(Website and app data records)

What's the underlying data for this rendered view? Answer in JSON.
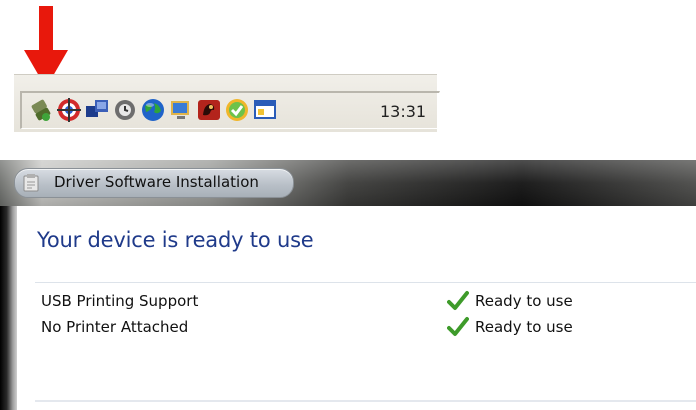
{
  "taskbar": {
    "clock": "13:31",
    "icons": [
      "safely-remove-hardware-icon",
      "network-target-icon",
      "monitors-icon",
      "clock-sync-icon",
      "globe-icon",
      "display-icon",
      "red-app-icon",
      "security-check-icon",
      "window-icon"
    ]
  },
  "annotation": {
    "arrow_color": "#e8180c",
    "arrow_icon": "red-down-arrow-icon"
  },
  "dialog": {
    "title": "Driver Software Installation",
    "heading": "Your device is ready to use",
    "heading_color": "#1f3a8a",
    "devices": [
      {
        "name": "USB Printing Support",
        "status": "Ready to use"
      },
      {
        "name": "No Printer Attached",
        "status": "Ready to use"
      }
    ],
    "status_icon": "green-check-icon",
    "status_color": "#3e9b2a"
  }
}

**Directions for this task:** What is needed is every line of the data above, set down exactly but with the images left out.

**Result for this exercise:**
What's the underlying data for this rendered view? Answer in JSON.
{
  "taskbar": {
    "clock": "13:31",
    "icons": [
      "safely-remove-hardware-icon",
      "network-target-icon",
      "monitors-icon",
      "clock-sync-icon",
      "globe-icon",
      "display-icon",
      "red-app-icon",
      "security-check-icon",
      "window-icon"
    ]
  },
  "annotation": {
    "arrow_color": "#e8180c",
    "arrow_icon": "red-down-arrow-icon"
  },
  "dialog": {
    "title": "Driver Software Installation",
    "heading": "Your device is ready to use",
    "heading_color": "#1f3a8a",
    "devices": [
      {
        "name": "USB Printing Support",
        "status": "Ready to use"
      },
      {
        "name": "No Printer Attached",
        "status": "Ready to use"
      }
    ],
    "status_icon": "green-check-icon",
    "status_color": "#3e9b2a"
  }
}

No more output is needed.